### About this task
All of these records need to be duplicated exactly.

### Excerpted data
# # # # # # #

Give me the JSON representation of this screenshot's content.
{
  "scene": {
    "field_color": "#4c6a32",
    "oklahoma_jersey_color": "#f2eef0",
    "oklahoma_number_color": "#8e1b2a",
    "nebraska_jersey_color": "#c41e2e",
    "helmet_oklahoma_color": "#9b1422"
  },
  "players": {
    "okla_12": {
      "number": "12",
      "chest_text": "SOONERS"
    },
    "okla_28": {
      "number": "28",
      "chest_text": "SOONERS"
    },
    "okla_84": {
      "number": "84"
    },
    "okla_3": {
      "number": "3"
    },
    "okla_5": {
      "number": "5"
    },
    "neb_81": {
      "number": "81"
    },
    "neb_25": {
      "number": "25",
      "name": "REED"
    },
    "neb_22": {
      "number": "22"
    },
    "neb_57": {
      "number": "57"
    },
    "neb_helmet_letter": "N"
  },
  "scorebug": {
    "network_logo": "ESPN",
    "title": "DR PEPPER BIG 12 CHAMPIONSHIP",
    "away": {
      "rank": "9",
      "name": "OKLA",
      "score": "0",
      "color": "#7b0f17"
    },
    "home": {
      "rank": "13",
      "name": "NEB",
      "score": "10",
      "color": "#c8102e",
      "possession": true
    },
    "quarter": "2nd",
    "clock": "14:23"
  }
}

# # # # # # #

### Response to the exercise
Give me the JSON representation of this screenshot's content.
{
  "scene": {
    "field_color": "#4c6a32",
    "oklahoma_jersey_color": "#f2eef0",
    "oklahoma_number_color": "#8e1b2a",
    "nebraska_jersey_color": "#c41e2e",
    "helmet_oklahoma_color": "#9b1422"
  },
  "players": {
    "okla_12": {
      "number": "12",
      "chest_text": "SOONERS"
    },
    "okla_28": {
      "number": "28",
      "chest_text": "SOONERS"
    },
    "okla_84": {
      "number": "84"
    },
    "okla_3": {
      "number": "3"
    },
    "okla_5": {
      "number": "5"
    },
    "neb_81": {
      "number": "81"
    },
    "neb_25": {
      "number": "25",
      "name": "REED"
    },
    "neb_22": {
      "number": "22"
    },
    "neb_57": {
      "number": "57"
    },
    "neb_helmet_letter": "N"
  },
  "scorebug": {
    "network_logo": "ESPN",
    "title": "DR PEPPER BIG 12 CHAMPIONSHIP",
    "away": {
      "rank": "9",
      "name": "OKLA",
      "score": "0",
      "color": "#7b0f17"
    },
    "home": {
      "rank": "13",
      "name": "NEB",
      "score": "10",
      "color": "#c8102e",
      "possession": true
    },
    "quarter": "2nd",
    "clock": "14:23"
  }
}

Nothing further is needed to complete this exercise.